The task
Return, without anything added, the lines from the one containing "Output a JSON" through the end of the entries below, exactly as written.

Data section
"""

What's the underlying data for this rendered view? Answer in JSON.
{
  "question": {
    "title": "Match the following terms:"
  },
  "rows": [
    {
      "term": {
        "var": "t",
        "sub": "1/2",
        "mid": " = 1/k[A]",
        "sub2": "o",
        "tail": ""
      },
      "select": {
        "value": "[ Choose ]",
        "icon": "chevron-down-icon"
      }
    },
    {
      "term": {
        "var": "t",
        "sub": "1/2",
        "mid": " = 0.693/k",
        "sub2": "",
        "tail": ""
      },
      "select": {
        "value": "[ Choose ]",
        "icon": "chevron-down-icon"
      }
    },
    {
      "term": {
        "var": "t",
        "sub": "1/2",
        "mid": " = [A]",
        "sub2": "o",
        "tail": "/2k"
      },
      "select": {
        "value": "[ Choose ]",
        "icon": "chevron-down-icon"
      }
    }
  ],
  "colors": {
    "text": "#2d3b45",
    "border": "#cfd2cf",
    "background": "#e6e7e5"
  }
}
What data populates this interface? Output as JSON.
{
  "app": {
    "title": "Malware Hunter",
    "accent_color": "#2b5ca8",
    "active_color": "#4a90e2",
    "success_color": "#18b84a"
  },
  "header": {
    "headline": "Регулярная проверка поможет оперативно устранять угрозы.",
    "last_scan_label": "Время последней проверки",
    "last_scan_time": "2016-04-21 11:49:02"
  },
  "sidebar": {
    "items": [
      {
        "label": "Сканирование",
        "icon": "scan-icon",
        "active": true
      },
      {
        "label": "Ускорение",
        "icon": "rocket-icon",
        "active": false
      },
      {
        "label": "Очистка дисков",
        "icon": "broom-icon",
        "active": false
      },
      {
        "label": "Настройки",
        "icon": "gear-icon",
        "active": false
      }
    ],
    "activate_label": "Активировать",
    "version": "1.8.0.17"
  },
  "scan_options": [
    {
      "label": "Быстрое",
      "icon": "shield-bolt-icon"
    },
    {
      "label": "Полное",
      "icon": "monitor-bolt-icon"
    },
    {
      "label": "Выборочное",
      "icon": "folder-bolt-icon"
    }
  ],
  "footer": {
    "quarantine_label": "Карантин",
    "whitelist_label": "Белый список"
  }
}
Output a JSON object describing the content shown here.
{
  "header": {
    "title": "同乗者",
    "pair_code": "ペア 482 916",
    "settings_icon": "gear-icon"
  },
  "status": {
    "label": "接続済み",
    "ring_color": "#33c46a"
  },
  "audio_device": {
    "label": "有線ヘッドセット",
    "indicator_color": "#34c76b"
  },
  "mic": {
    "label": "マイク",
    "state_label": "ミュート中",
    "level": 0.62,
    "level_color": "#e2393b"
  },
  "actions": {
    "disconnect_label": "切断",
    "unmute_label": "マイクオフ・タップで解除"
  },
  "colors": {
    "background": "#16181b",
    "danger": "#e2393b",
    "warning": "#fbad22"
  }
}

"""

Response to the exercise
Output a JSON object describing the content shown here.
{
  "header": {
    "title": "同乗者",
    "pair_code": "ペア 482 916",
    "settings_icon": "gear-icon"
  },
  "status": {
    "label": "接続済み",
    "ring_color": "#33c46a"
  },
  "audio_device": {
    "label": "有線ヘッドセット",
    "indicator_color": "#34c76b"
  },
  "mic": {
    "label": "マイク",
    "state_label": "ミュート中",
    "level": 0.62,
    "level_color": "#e2393b"
  },
  "actions": {
    "disconnect_label": "切断",
    "unmute_label": "マイクオフ・タップで解除"
  },
  "colors": {
    "background": "#16181b",
    "danger": "#e2393b",
    "warning": "#fbad22"
  }
}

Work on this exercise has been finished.